> DIRECTIONS FOR THIS TASK: The lines to copy from the listing below are those that contain the string "checked".
%%
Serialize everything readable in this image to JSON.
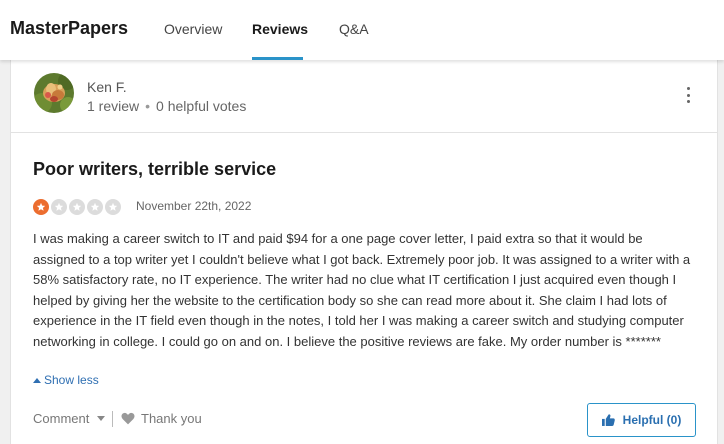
{
  "header": {
    "brand": "MasterPapers",
    "tabs": [
      {
        "label": "Overview"
      },
      {
        "label": "Reviews"
      },
      {
        "label": "Q&A"
      }
    ],
    "accent_color": "#2a93c9"
  },
  "reviewer": {
    "name": "Ken F.",
    "reviews": "1 review",
    "separator": "•",
    "helpful_votes": "0 helpful votes",
    "avatar": "flower-photo"
  },
  "review": {
    "title": "Poor writers, terrible service",
    "rating": 1,
    "max_rating": 5,
    "star_color": "#ec6d2f",
    "date": "November 22th, 2022",
    "body": "I was making a career switch to IT and paid $94 for a one page cover letter, I paid extra so that it would be assigned to a top writer yet I couldn't believe what I got back. Extremely poor job. It was assigned to a writer with a 58% satisfactory rate, no IT experience. The writer had no clue what IT certification I just acquired even though I helped by giving her the website to the certification body so she can read more about it. She claim I had lots of experience in the IT field even though in the notes, I told her I was making a career switch and studying computer networking in college. I could go on and on. I believe the positive reviews are fake. My order number is *******",
    "show_less": "Show less"
  },
  "actions": {
    "comment": "Comment",
    "thank_you": "Thank you",
    "helpful": "Helpful (0)"
  }
}
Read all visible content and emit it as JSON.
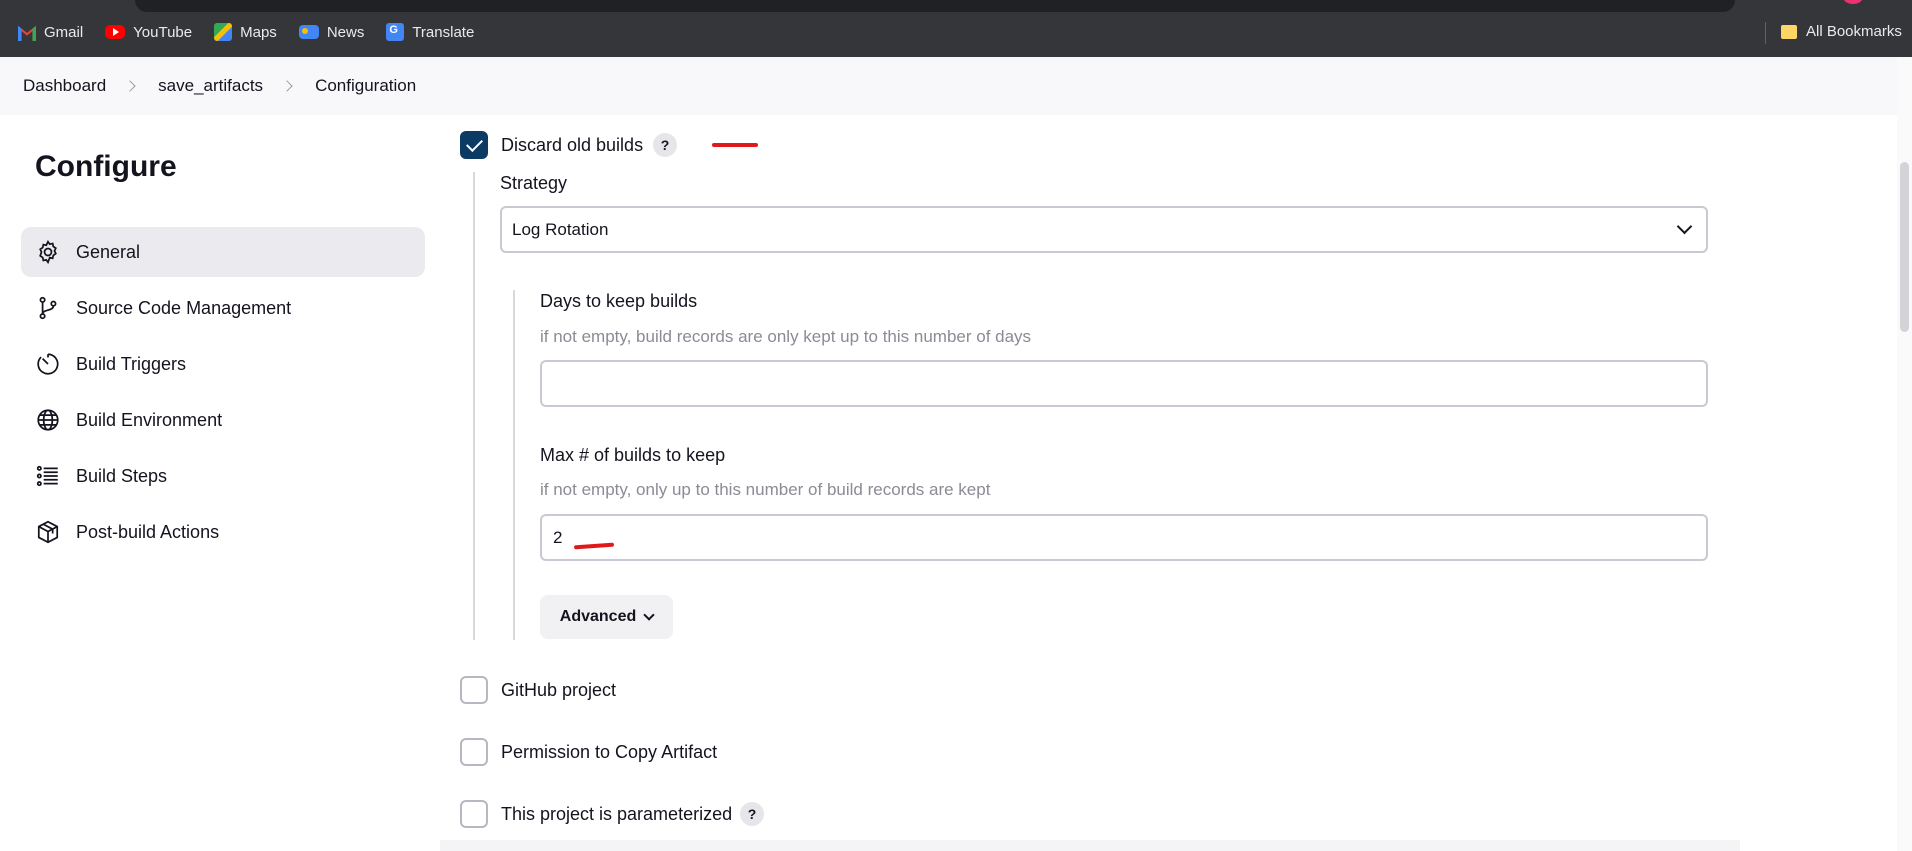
{
  "bookmarks": {
    "items": [
      {
        "label": "Gmail",
        "icon": "gmail-icon"
      },
      {
        "label": "YouTube",
        "icon": "youtube-icon"
      },
      {
        "label": "Maps",
        "icon": "maps-icon"
      },
      {
        "label": "News",
        "icon": "news-icon"
      },
      {
        "label": "Translate",
        "icon": "translate-icon"
      }
    ],
    "all_bookmarks": "All Bookmarks"
  },
  "breadcrumb": [
    "Dashboard",
    "save_artifacts",
    "Configuration"
  ],
  "sidebar": {
    "title": "Configure",
    "items": [
      {
        "label": "General",
        "icon": "gear-icon",
        "active": true
      },
      {
        "label": "Source Code Management",
        "icon": "branch-icon"
      },
      {
        "label": "Build Triggers",
        "icon": "timer-icon"
      },
      {
        "label": "Build Environment",
        "icon": "globe-icon"
      },
      {
        "label": "Build Steps",
        "icon": "list-icon"
      },
      {
        "label": "Post-build Actions",
        "icon": "package-icon"
      }
    ]
  },
  "form": {
    "discard_old_builds": {
      "label": "Discard old builds",
      "checked": true,
      "help": "?"
    },
    "strategy": {
      "label": "Strategy",
      "value": "Log Rotation"
    },
    "days_to_keep": {
      "label": "Days to keep builds",
      "description": "if not empty, build records are only kept up to this number of days",
      "value": ""
    },
    "max_builds": {
      "label": "Max # of builds to keep",
      "description": "if not empty, only up to this number of build records are kept",
      "value": "2"
    },
    "advanced_label": "Advanced",
    "github_project": {
      "label": "GitHub project",
      "checked": false
    },
    "copy_artifact": {
      "label": "Permission to Copy Artifact",
      "checked": false
    },
    "parameterized": {
      "label": "This project is parameterized",
      "checked": false,
      "help": "?"
    }
  },
  "colors": {
    "accent": "#0b3a63",
    "annotation": "#e01a1a",
    "active_nav": "#ebebef"
  }
}
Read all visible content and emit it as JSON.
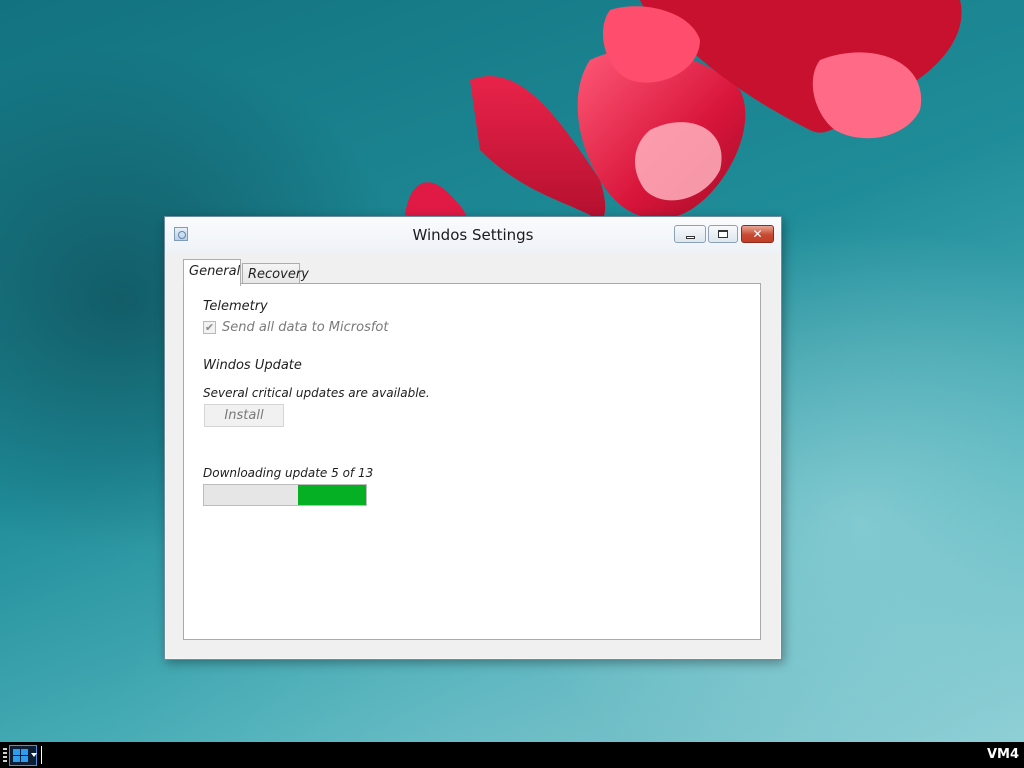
{
  "window": {
    "title": "Windos Settings",
    "close_glyph": "✕"
  },
  "tabs": [
    {
      "label": "General",
      "active": true
    },
    {
      "label": "Recovery",
      "active": false
    }
  ],
  "telemetry": {
    "heading": "Telemetry",
    "checkbox_label": "Send all data to Microsfot",
    "checked": true,
    "enabled": false
  },
  "update": {
    "heading": "Windos Update",
    "message": "Several critical updates are available.",
    "install_label": "Install",
    "install_enabled": false
  },
  "download": {
    "status": "Downloading update 5 of 13",
    "progress_segment_start": 0.58,
    "progress_segment_end": 1.0
  },
  "taskbar": {
    "vm_label": "VM4"
  },
  "colors": {
    "progress_fill": "#06b025",
    "close_button": "#c74a32",
    "start_logo": "#2c9cf0"
  }
}
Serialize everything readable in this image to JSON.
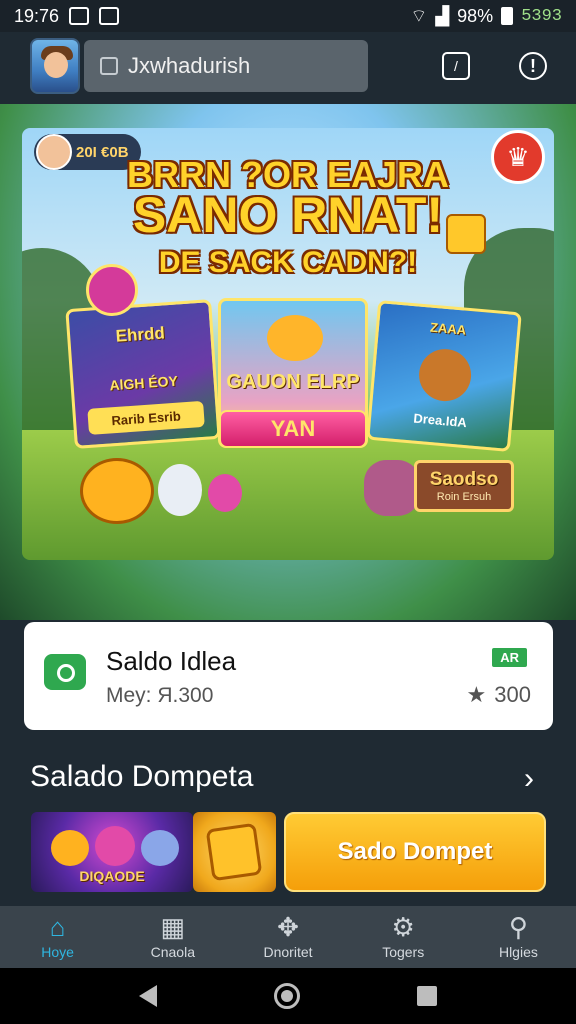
{
  "status_bar": {
    "time": "19:76",
    "battery_percent": "98%",
    "extra": "5393"
  },
  "header": {
    "search_text": "Jxwhadurish"
  },
  "banner": {
    "coin_count": "20I €0B",
    "headline_line1": "BRRN ?OR EAJRA",
    "headline_line2": "SANO RNAT!",
    "headline_line3": "DE SACK CADN?!",
    "card_left_title": "Ehrdd",
    "card_left_sub": "AlGH ÉOY",
    "card_left_pill": "Rarib Esrib",
    "card_center_title": "GAUON ELRP",
    "card_center_button": "YAN",
    "card_right_title": "ZAAA",
    "card_right_pill": "Drea.IdA",
    "sign_title": "Saodso",
    "sign_sub": "Roin Ersuh"
  },
  "balance": {
    "title": "Saldo Idlea",
    "subtitle": "Mey: Я.300",
    "tag": "AR",
    "rating": "300"
  },
  "section": {
    "title": "Salado Dompeta"
  },
  "promo": {
    "thumb_label": "DIQAODE",
    "button_label": "Sado Dompet"
  },
  "bottom_nav": {
    "items": [
      {
        "label": "Hoye",
        "icon": "home-icon"
      },
      {
        "label": "Cnaola",
        "icon": "grid-icon"
      },
      {
        "label": "Dnoritet",
        "icon": "puzzle-icon"
      },
      {
        "label": "Togers",
        "icon": "gear-icon"
      },
      {
        "label": "Hlgies",
        "icon": "user-icon"
      }
    ],
    "active_color": "#2fb6e0"
  }
}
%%
> OUTPUT FOR THIS TASK:
      "checked": true,
      "checked": false
      "checked": false
      "checked": false,
    "checked": true,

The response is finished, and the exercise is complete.